Cures for other diseases which are endemic in developing countries are also now possible, allowing people with debilitating conditions to live healthy and productive lives. Service and technology are the differentiators between countries that are able to tackle poverty effectively by growing and developing their economies, and those that are not.The extent to which developing economies emerge as economic powerhouses depends on their ability to grasp and apply insights from science and technology and use them creatively.This already happens in health care in certain G7 countries, where the demand for very high-cost diagnostic equipment and surgical interventions enabling longevity and better quality of life for older wealthy people overstretches public health care budgets, and lowers service quality in poor neighborhoods.
Everyone is involved – big and small, public and private, rich and poor.
The benefits that are certain to flow from technological revolution in an increasingly connected world and knowledge-intensive world will be seized by those countries and companies that are alive to the rapidly changing environment, and nimble enough to take advantage of the opportunities.
The combination of computers and the Internet, and mobile devices and the “cloud”, has transformed human experience, empowering individuals through access to knowledge and markets, changing the relationship between citizens and those in authority, as well as allowing new communities to emerge in virtual worlds that span the globe.
According to the United Nations International Telecommunications Union (UN-ITU), by the end of 2010 there were an estimated 5.3 billion mobile cellular subscriptions worldwide, including 940 million subscriptions to 3g services.
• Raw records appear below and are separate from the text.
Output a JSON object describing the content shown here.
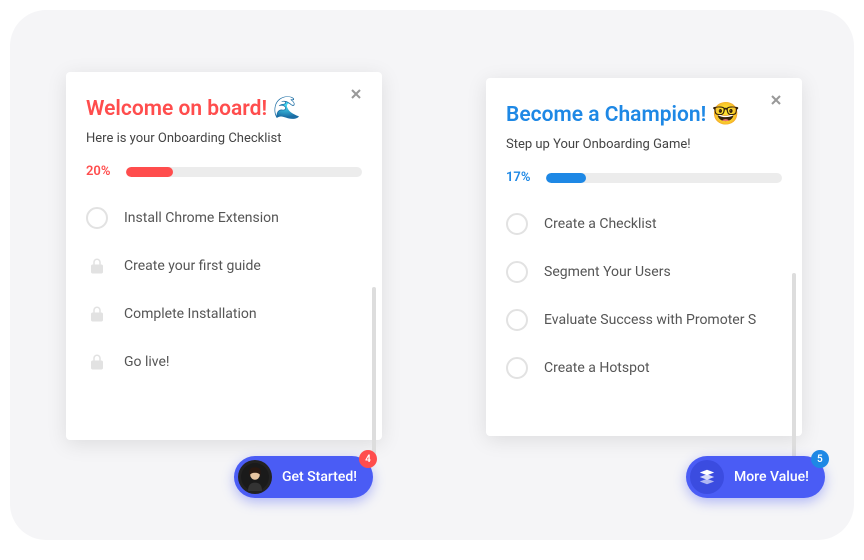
{
  "card1": {
    "title": "Welcome on board!",
    "emoji": "🌊",
    "subtitle": "Here is your Onboarding Checklist",
    "progress_pct": "20%",
    "progress_value": 20,
    "items": [
      {
        "label": "Install Chrome Extension",
        "icon": "circle"
      },
      {
        "label": "Create your first guide",
        "icon": "lock"
      },
      {
        "label": "Complete Installation",
        "icon": "lock"
      },
      {
        "label": "Go live!",
        "icon": "lock"
      }
    ],
    "cta": {
      "label": "Get Started!",
      "badge": "4"
    },
    "colors": {
      "accent": "#ff4d4d"
    }
  },
  "card2": {
    "title": "Become a Champion!",
    "emoji": "🤓",
    "subtitle": "Step up Your Onboarding Game!",
    "progress_pct": "17%",
    "progress_value": 17,
    "items": [
      {
        "label": "Create a Checklist",
        "icon": "circle"
      },
      {
        "label": "Segment Your Users",
        "icon": "circle"
      },
      {
        "label": "Evaluate Success with Promoter S",
        "icon": "circle"
      },
      {
        "label": "Create a Hotspot",
        "icon": "circle"
      }
    ],
    "cta": {
      "label": "More Value!",
      "badge": "5"
    },
    "colors": {
      "accent": "#1e88e5"
    }
  }
}
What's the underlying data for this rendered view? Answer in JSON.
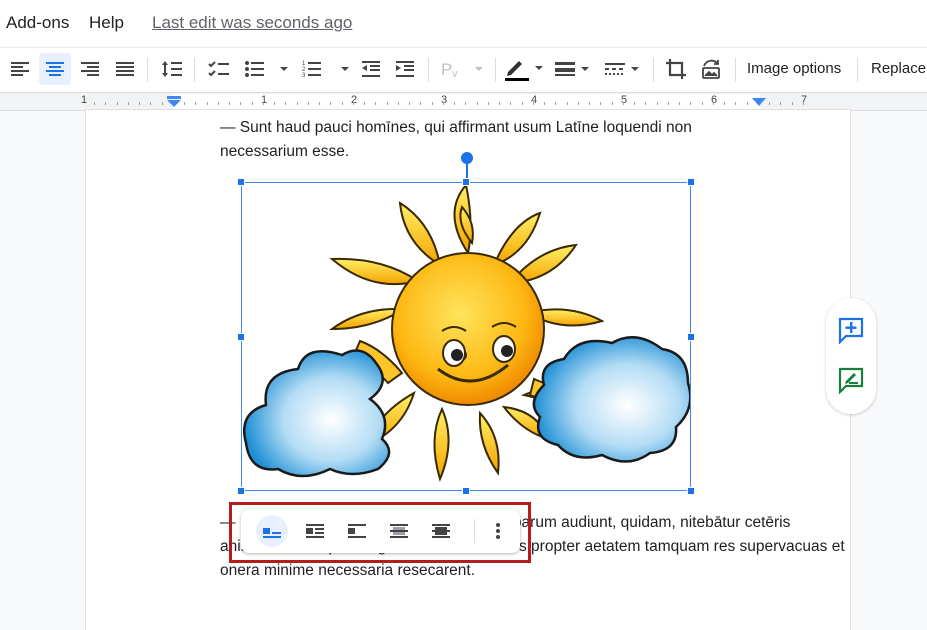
{
  "menubar": {
    "items": [
      "Add-ons",
      "Help"
    ],
    "last_edit": "Last edit was seconds ago"
  },
  "toolbar": {
    "image_options": "Image options",
    "replace": "Replace"
  },
  "ruler": {
    "numbers": [
      "1",
      "1",
      "2",
      "3",
      "4",
      "5",
      "6",
      "7"
    ]
  },
  "document": {
    "para1_line1": "— Sunt haud pauci homīnes, qui affirmant usum Latīne loquendi non",
    "para1_line2": "necessarium esse.",
    "para2_line1": "— Istius modi homĭnes, ut ego putavi, nec parum audiunt, quidam, nitebātur cetēris",
    "para2_line2": "animadvertere quod linguam Latinam omnes propter aetatem tamquam res supervacuas et",
    "para2_line3": "onera minime necessaria resecarent."
  },
  "floating_toolbar": {
    "buttons": [
      "inline-icon",
      "wrap-text-icon",
      "break-text-icon",
      "behind-text-icon",
      "in-front-of-text-icon",
      "more-options-icon"
    ]
  },
  "side_panel": {
    "buttons": [
      "add-comment-icon",
      "suggest-edits-icon"
    ]
  },
  "colors": {
    "accent": "#1a73e8",
    "highlight": "#b71c1c",
    "suggest": "#188038"
  }
}
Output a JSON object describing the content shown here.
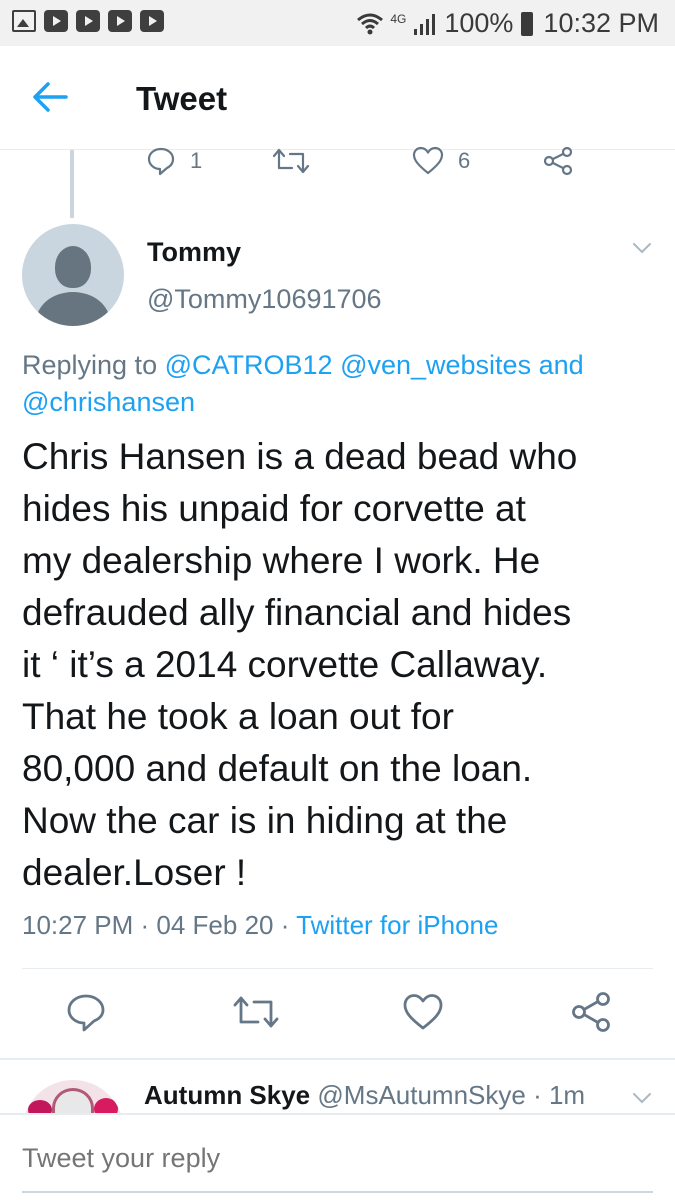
{
  "status_bar": {
    "battery": "100%",
    "time": "10:32 PM",
    "network": "4G"
  },
  "topbar": {
    "title": "Tweet"
  },
  "previous_tweet_actions": {
    "reply_count": "1",
    "like_count": "6"
  },
  "tweet": {
    "name": "Tommy",
    "handle": "@Tommy10691706",
    "replying_prefix": "Replying to ",
    "replying_mention_1": "@CATROB12",
    "replying_mention_2": "@ven_websites",
    "replying_and": " and",
    "replying_mention_3": "@chrishansen",
    "text": "Chris Hansen is a dead bead who\nhides his unpaid for corvette at\nmy dealership where I work.  He\ndefrauded ally financial  and hides\nit ‘ it’s a 2014 corvette Callaway.\nThat he took a loan out for\n80,000 and default on the loan.\nNow the car is in hiding at the\ndealer.Loser !",
    "time": "10:27 PM",
    "date": "04 Feb 20",
    "source": "Twitter for iPhone",
    "separator": " · "
  },
  "next_reply": {
    "name": "Autumn Skye",
    "handle": "@MsAutumnSkye",
    "age": "1m"
  },
  "compose": {
    "placeholder": "Tweet your reply"
  },
  "colors": {
    "accent": "#1da1f2",
    "secondary_text": "#657786",
    "primary_text": "#14171a",
    "divider": "#e6ecf0"
  }
}
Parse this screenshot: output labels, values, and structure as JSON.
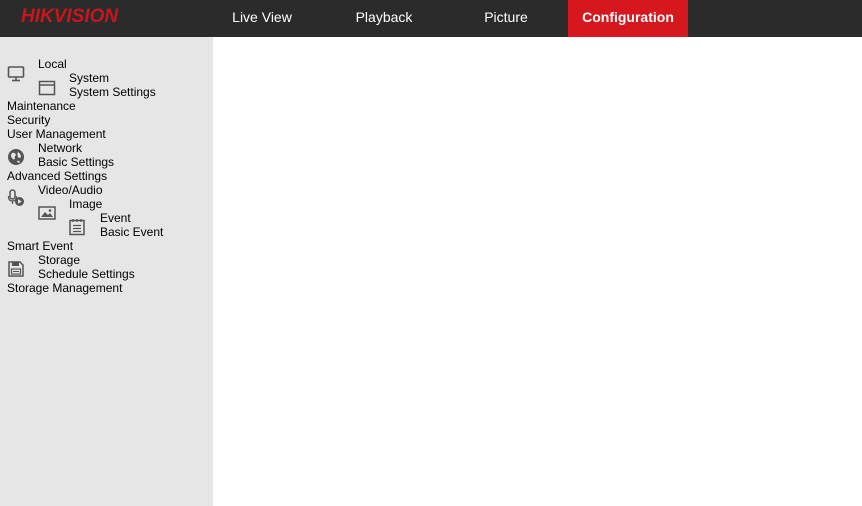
{
  "header": {
    "logo_text": "HIKVISION",
    "nav": [
      {
        "label": "Live View",
        "active": false
      },
      {
        "label": "Playback",
        "active": false
      },
      {
        "label": "Picture",
        "active": false
      },
      {
        "label": "Configuration",
        "active": true
      }
    ],
    "colors": {
      "bar": "#2b2b2b",
      "active": "#d7171e",
      "logo": "#c8161d"
    }
  },
  "sidebar": {
    "items": [
      {
        "label": "Local",
        "icon": "monitor-icon"
      },
      {
        "label": "System",
        "icon": "window-icon"
      },
      {
        "label": "System Settings"
      },
      {
        "label": "Maintenance"
      },
      {
        "label": "Security"
      },
      {
        "label": "User Management"
      },
      {
        "label": "Network",
        "icon": "globe-icon"
      },
      {
        "label": "Basic Settings"
      },
      {
        "label": "Advanced Settings"
      },
      {
        "label": "Video/Audio",
        "icon": "microphone-icon"
      },
      {
        "label": "Image",
        "icon": "image-icon"
      },
      {
        "label": "Event",
        "icon": "event-list-icon"
      },
      {
        "label": "Basic Event"
      },
      {
        "label": "Smart Event"
      },
      {
        "label": "Storage",
        "icon": "storage-disk-icon"
      },
      {
        "label": "Schedule Settings"
      },
      {
        "label": "Storage Management"
      }
    ]
  }
}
About 90 percent of the world’s population can access mobile networks, with three-quarters of mobile subscribers living in developing economies.
Cellular technology has allowed Africa to leapfrog the age of fixed line telephony, bringing affordable access to millions of people.Developments in science and technology are fundamentally altering the way people live, connect, communicate and transact, with profound effects on economic development.To promote tech advance, developing countries should invest in quality education for youth, and continuous skills training for workers and managers.The investment climate is crucial, as are the right incentive structures, to guide the allocation of resources, and to encourage research and development.Successful countries have grown their ability to innovate and learn by doing, by investing public funding to help finance research and development in critical areas.To promote technological advances, developing countries should invest in quality education for youth, continuous skills training for workers and managers, and should ensure that knowledge is shared as widely as possible across society.In a world in which the Internet makes information ubiquitous, what counts is the ability to use knowledge intelligently.Science and technology are key drivers to development, because technological and scientific revolutions underpin economic advances, improvements in health systems, education and infrastructure.The technological revolutions of the 21st century are emerging from entirely new sectors, based on micro-processors, tele-communications, bio-technology and nano-technology.Innovation is the primary driver of technological growth and drives higher living standards.As an engine of growth, the potential of technology is endless, and still largely untapped in Africa and other developing world regions across the globe.